(Records shown):
○ ○ ○ ○ ○ ○ ○
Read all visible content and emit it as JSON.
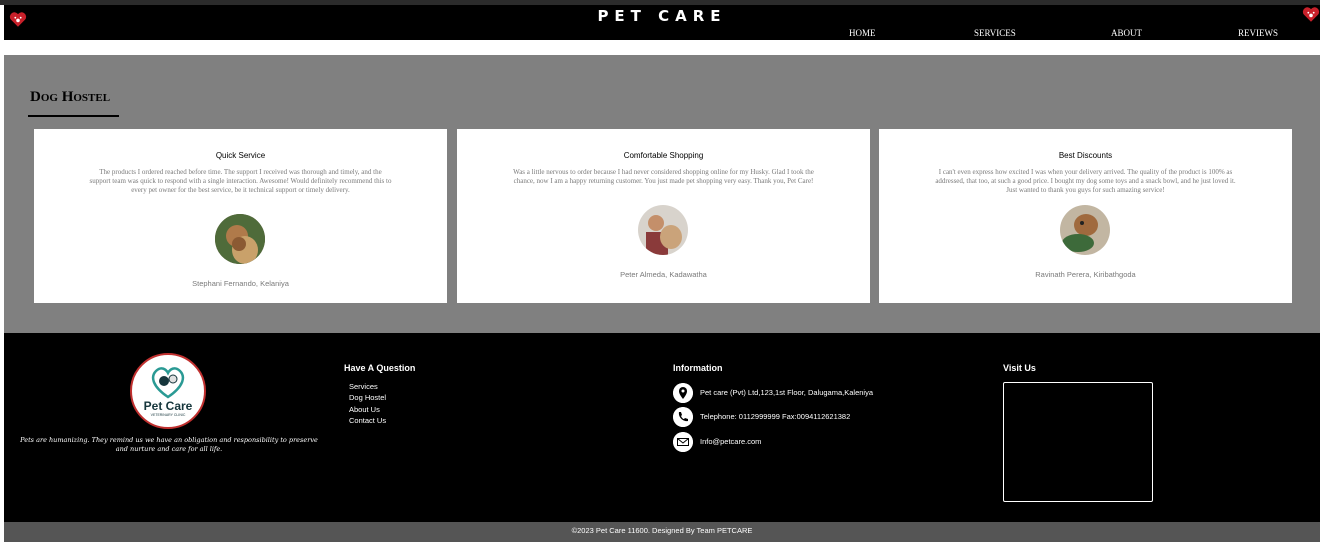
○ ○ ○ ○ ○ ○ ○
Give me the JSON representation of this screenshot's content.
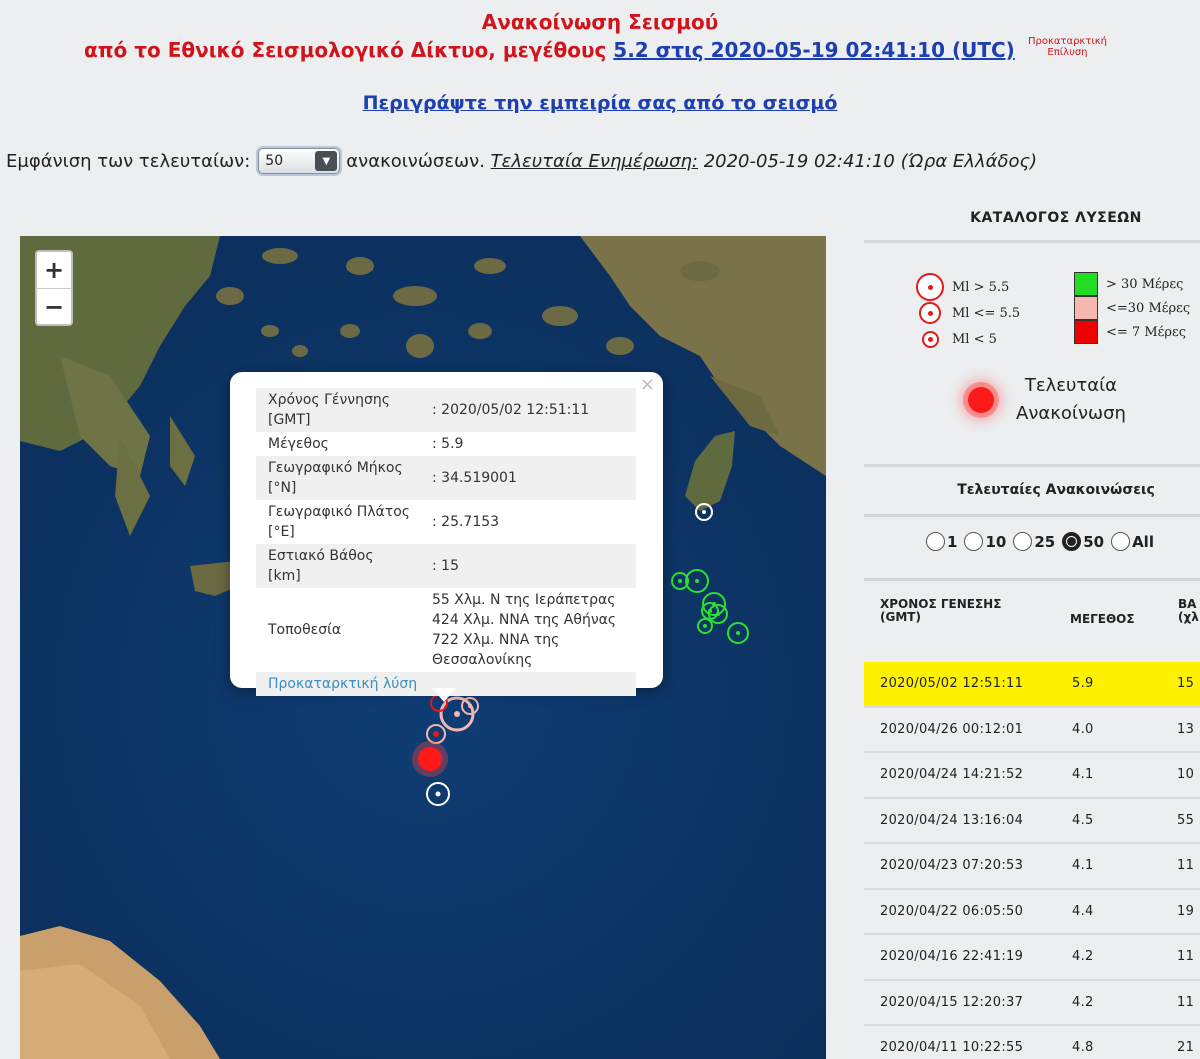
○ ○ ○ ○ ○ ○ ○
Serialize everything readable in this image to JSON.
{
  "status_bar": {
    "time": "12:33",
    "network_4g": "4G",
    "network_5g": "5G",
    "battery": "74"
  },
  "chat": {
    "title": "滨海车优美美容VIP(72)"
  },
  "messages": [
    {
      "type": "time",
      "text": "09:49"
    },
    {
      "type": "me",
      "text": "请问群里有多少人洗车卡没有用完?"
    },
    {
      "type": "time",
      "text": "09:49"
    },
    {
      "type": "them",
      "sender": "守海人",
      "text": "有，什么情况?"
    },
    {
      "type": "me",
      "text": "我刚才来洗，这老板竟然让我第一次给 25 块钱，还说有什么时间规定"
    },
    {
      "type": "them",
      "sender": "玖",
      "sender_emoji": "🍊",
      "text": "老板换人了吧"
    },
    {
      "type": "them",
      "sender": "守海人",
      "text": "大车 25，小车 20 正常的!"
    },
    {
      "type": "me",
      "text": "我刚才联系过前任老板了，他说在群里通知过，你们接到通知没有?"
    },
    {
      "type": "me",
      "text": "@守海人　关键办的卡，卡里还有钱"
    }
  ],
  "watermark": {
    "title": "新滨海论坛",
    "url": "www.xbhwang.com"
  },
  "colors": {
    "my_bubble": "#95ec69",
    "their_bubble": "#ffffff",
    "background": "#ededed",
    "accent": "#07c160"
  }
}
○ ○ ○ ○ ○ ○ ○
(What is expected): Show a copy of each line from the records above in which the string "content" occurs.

(Response):
Read all visible content and emit it as JSON.
Give me the JSON representation of this screenshot's content.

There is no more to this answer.